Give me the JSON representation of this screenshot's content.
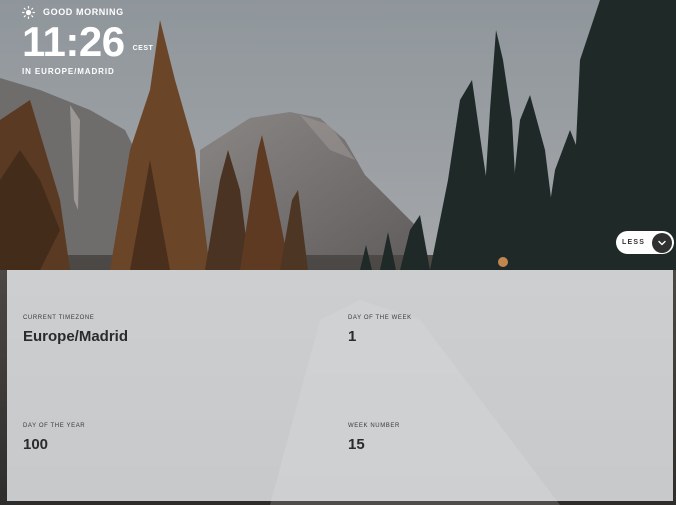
{
  "header": {
    "greeting": "GOOD MORNING",
    "greeting_icon": "sun-icon",
    "time": "11:26",
    "timezone_abbr": "CEST",
    "location": "IN EUROPE/MADRID"
  },
  "toggle": {
    "label": "LESS",
    "icon": "chevron-down-icon"
  },
  "details": {
    "timezone_label": "CURRENT TIMEZONE",
    "timezone_value": "Europe/Madrid",
    "day_of_week_label": "DAY OF THE WEEK",
    "day_of_week_value": "1",
    "day_of_year_label": "DAY OF THE YEAR",
    "day_of_year_value": "100",
    "week_number_label": "WEEK NUMBER",
    "week_number_value": "15"
  },
  "colors": {
    "text": "#ffffff",
    "panel_bg": "#eef0f2",
    "panel_text": "#2b2b2b",
    "button_bg": "#ffffff",
    "chevron_bg": "#303030"
  }
}
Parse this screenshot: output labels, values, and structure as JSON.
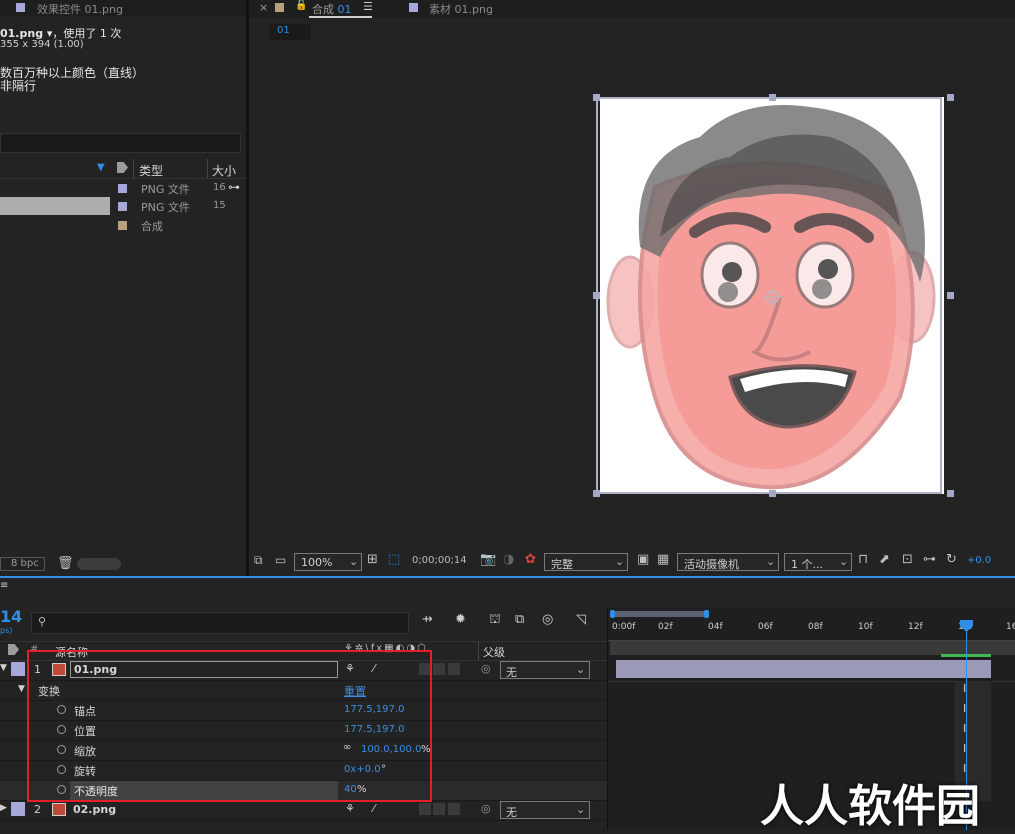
{
  "project": {
    "effects_tab": "效果控件 01.png",
    "file_name": "01.png ▾",
    "used_text": "，使用了 1 次",
    "dims": "355 x 394 (1.00)",
    "colors": "数百万种以上颜色（直线）",
    "interlace": "非隔行",
    "col_type": "类型",
    "col_size": "大小",
    "items": [
      {
        "type": "PNG 文件",
        "size": "16",
        "color": "#a5a8d8"
      },
      {
        "type": "PNG 文件",
        "size": "15",
        "color": "#a5a8d8"
      },
      {
        "type": "合成",
        "size": "",
        "color": "#b8a07c"
      }
    ],
    "bpc": "8 bpc"
  },
  "viewer": {
    "comp_tab": "合成",
    "comp_name": "01",
    "footage_tab": "素材 01.png",
    "breadcrumb": "01",
    "zoom": "100%",
    "timecode": "0;00;00;14",
    "quality": "完整",
    "camera": "活动摄像机",
    "views": "1 个...",
    "exposure": "+0.0"
  },
  "timeline": {
    "current_time": "14",
    "fps": "ps)",
    "search_placeholder": "",
    "col_source": "源名称",
    "col_parent": "父级",
    "ruler": [
      "0:00f",
      "02f",
      "04f",
      "06f",
      "08f",
      "10f",
      "12f",
      "14f",
      "16"
    ],
    "layers": [
      {
        "num": "1",
        "name": "01.png",
        "parent": "无"
      },
      {
        "num": "2",
        "name": "02.png",
        "parent": "无"
      }
    ],
    "transform": "变换",
    "reset": "重置",
    "props": [
      {
        "name": "锚点",
        "value": "177.5,197.0"
      },
      {
        "name": "位置",
        "value": "177.5,197.0"
      },
      {
        "name": "缩放",
        "value": "100.0,100.0",
        "unit": "%"
      },
      {
        "name": "旋转",
        "value": "0x+0.0",
        "unit": "°"
      },
      {
        "name": "不透明度",
        "value": "40",
        "unit": "%"
      }
    ]
  },
  "watermark": "人人软件园",
  "accent": "#2f8fe6",
  "highlight_box": "#e0202a"
}
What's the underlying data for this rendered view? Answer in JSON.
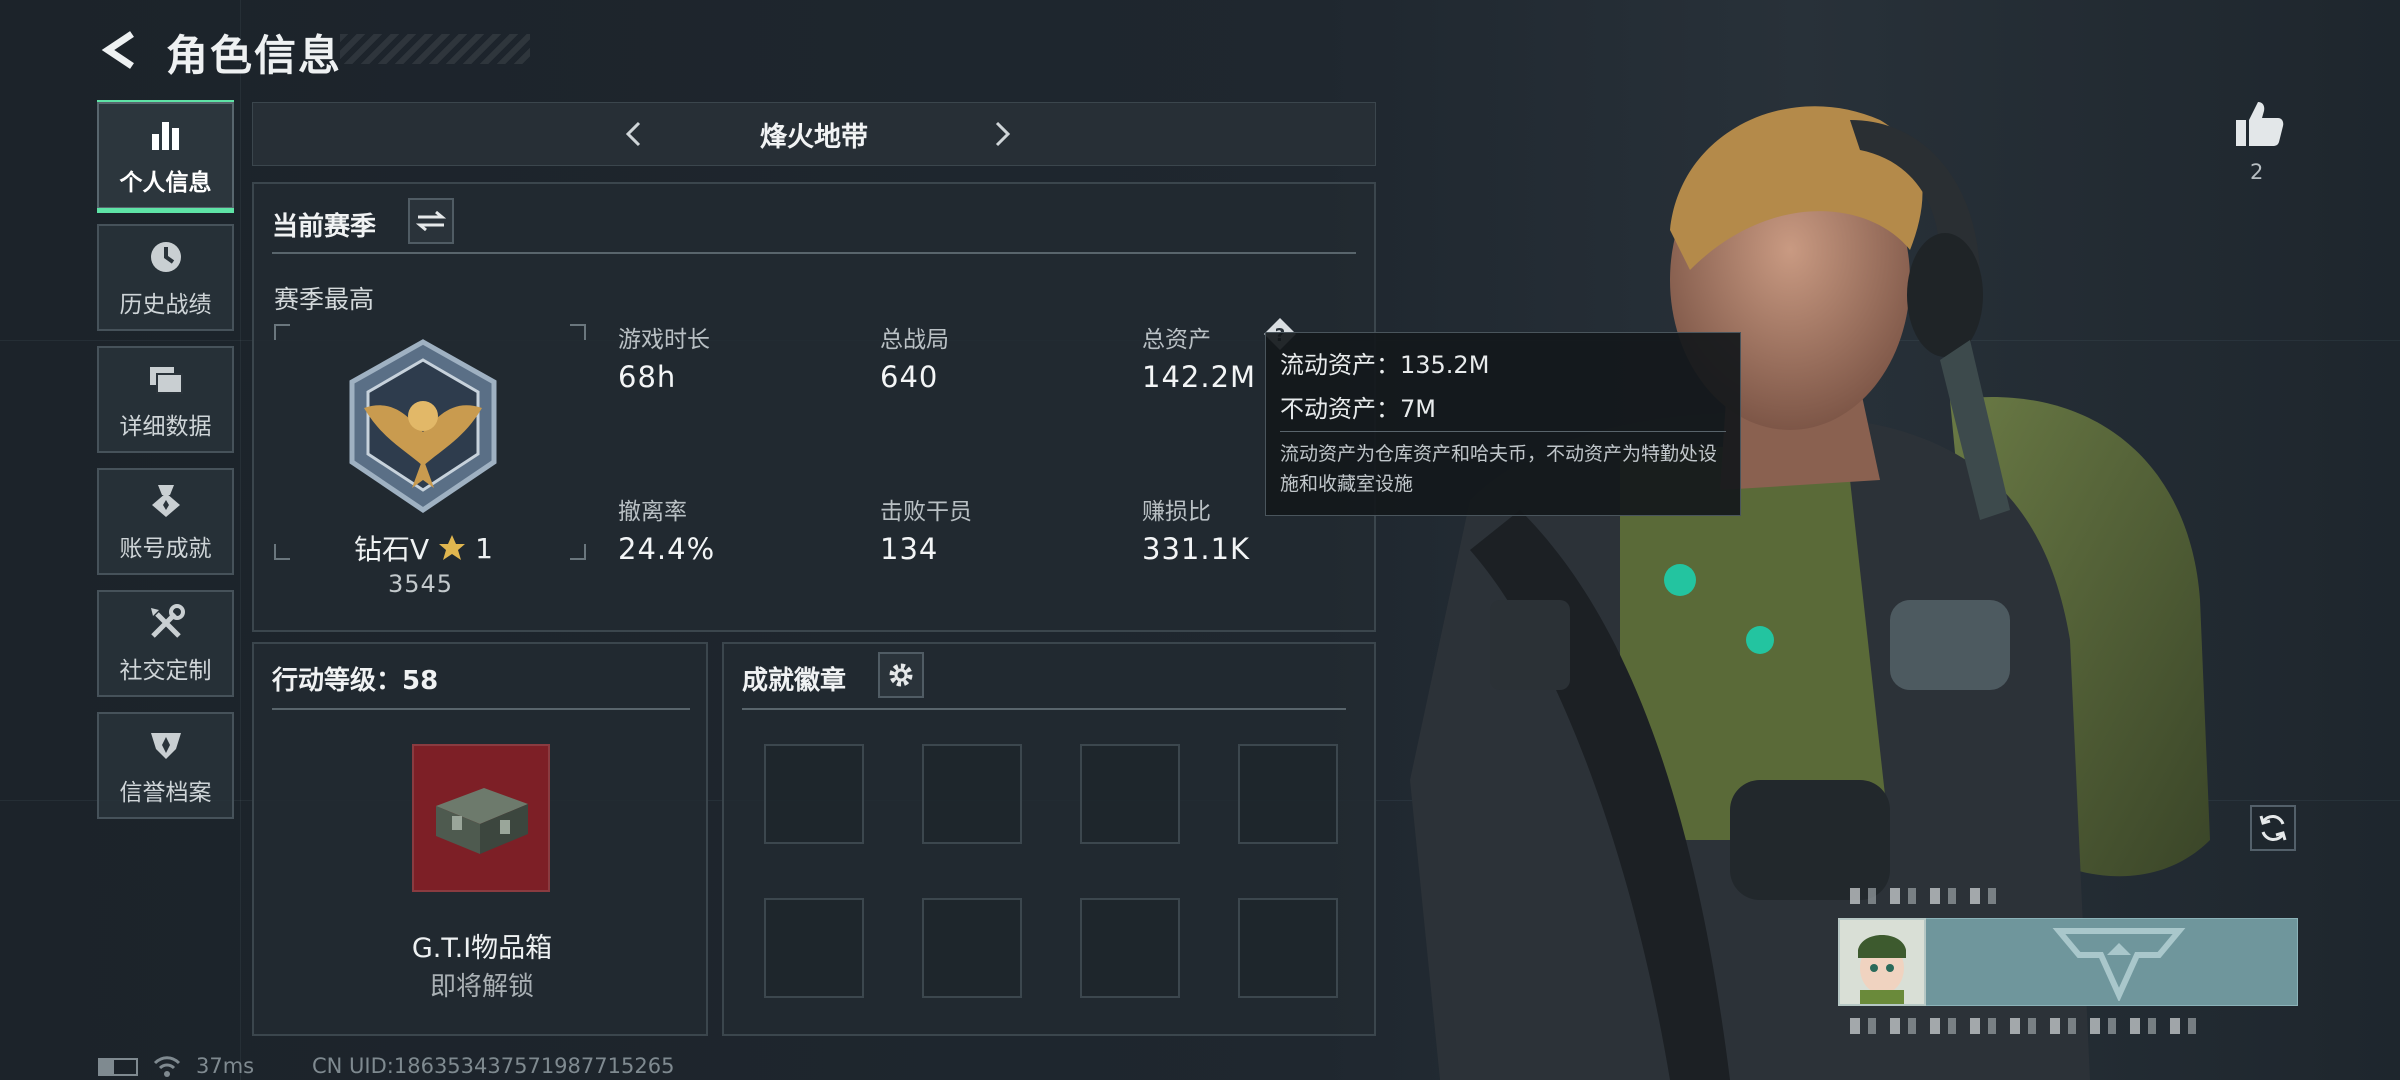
{
  "header": {
    "title": "角色信息"
  },
  "sidebar": {
    "items": [
      {
        "label": "个人信息",
        "icon": "bar-chart-icon",
        "active": true
      },
      {
        "label": "历史战绩",
        "icon": "clock-icon",
        "active": false
      },
      {
        "label": "详细数据",
        "icon": "cards-icon",
        "active": false
      },
      {
        "label": "账号成就",
        "icon": "medal-icon",
        "active": false
      },
      {
        "label": "社交定制",
        "icon": "tools-icon",
        "active": false
      },
      {
        "label": "信誉档案",
        "icon": "shield-icon",
        "active": false
      }
    ]
  },
  "mode": {
    "name": "烽火地带"
  },
  "season": {
    "title": "当前赛季",
    "best_label": "赛季最高",
    "rank_name": "钻石V",
    "rank_stars": "1",
    "rank_points": "3545",
    "stats": [
      {
        "label": "游戏时长",
        "value": "68h"
      },
      {
        "label": "总战局",
        "value": "640"
      },
      {
        "label": "总资产",
        "value": "142.2M"
      },
      {
        "label": "撤离率",
        "value": "24.4%"
      },
      {
        "label": "击败干员",
        "value": "134"
      },
      {
        "label": "赚损比",
        "value": "331.1K"
      }
    ]
  },
  "tooltip": {
    "liquid": "流动资产：135.2M",
    "fixed": "不动资产：7M",
    "note": "流动资产为仓库资产和哈夫币，不动资产为特勤处设施和收藏室设施"
  },
  "action_level": {
    "title": "行动等级：58",
    "reward_name": "G.T.I物品箱",
    "reward_status": "即将解锁"
  },
  "achievements": {
    "title": "成就徽章"
  },
  "likes": {
    "count": "2"
  },
  "footer": {
    "ping": "37ms",
    "uid": "CN UID:18635343757198771526​5"
  },
  "colors": {
    "accent": "#5ee3a6",
    "reward_bg": "#7d1f26",
    "card_bg": "#6f969c"
  }
}
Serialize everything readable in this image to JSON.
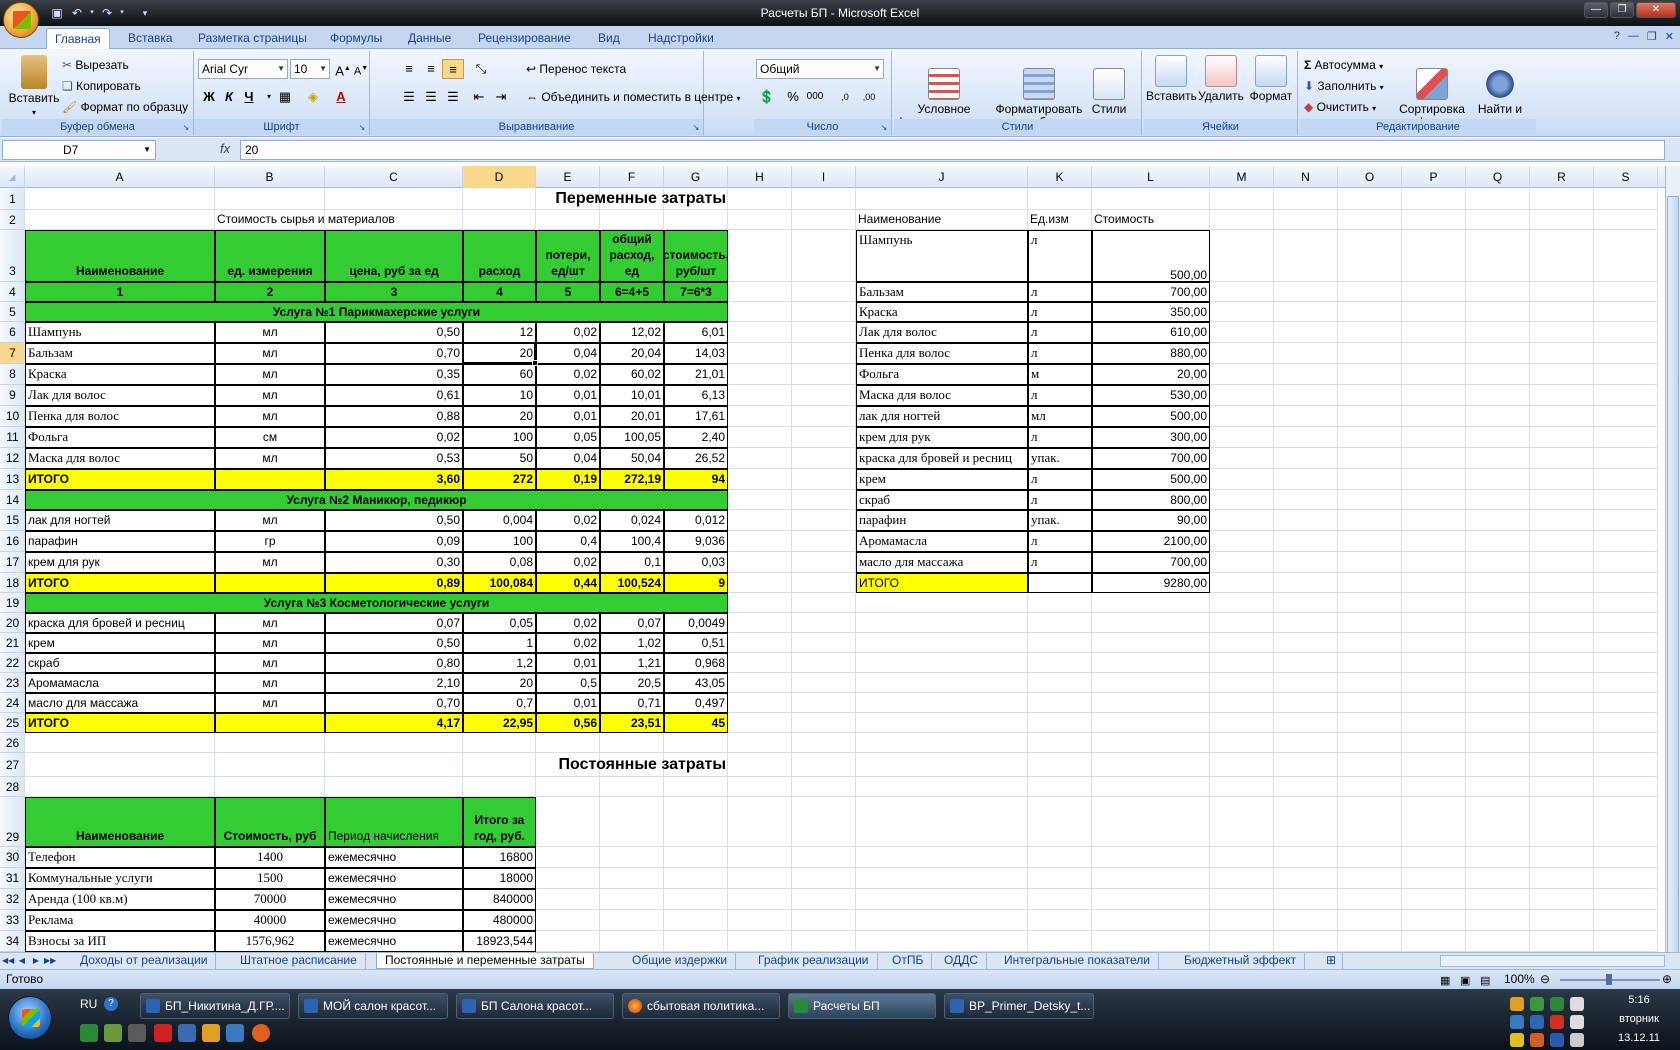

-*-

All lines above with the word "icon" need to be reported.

The completed task:
    "greeting_icon": "sun-icon",
    "icon": "chevron-down-icon"
        "icon": "bar-chart-icon",
        "icon": "clock-icon",
        "icon": "cards-icon",
        "icon": "medal-icon",
        "icon": "tools-icon",
        "icon": "shield-icon",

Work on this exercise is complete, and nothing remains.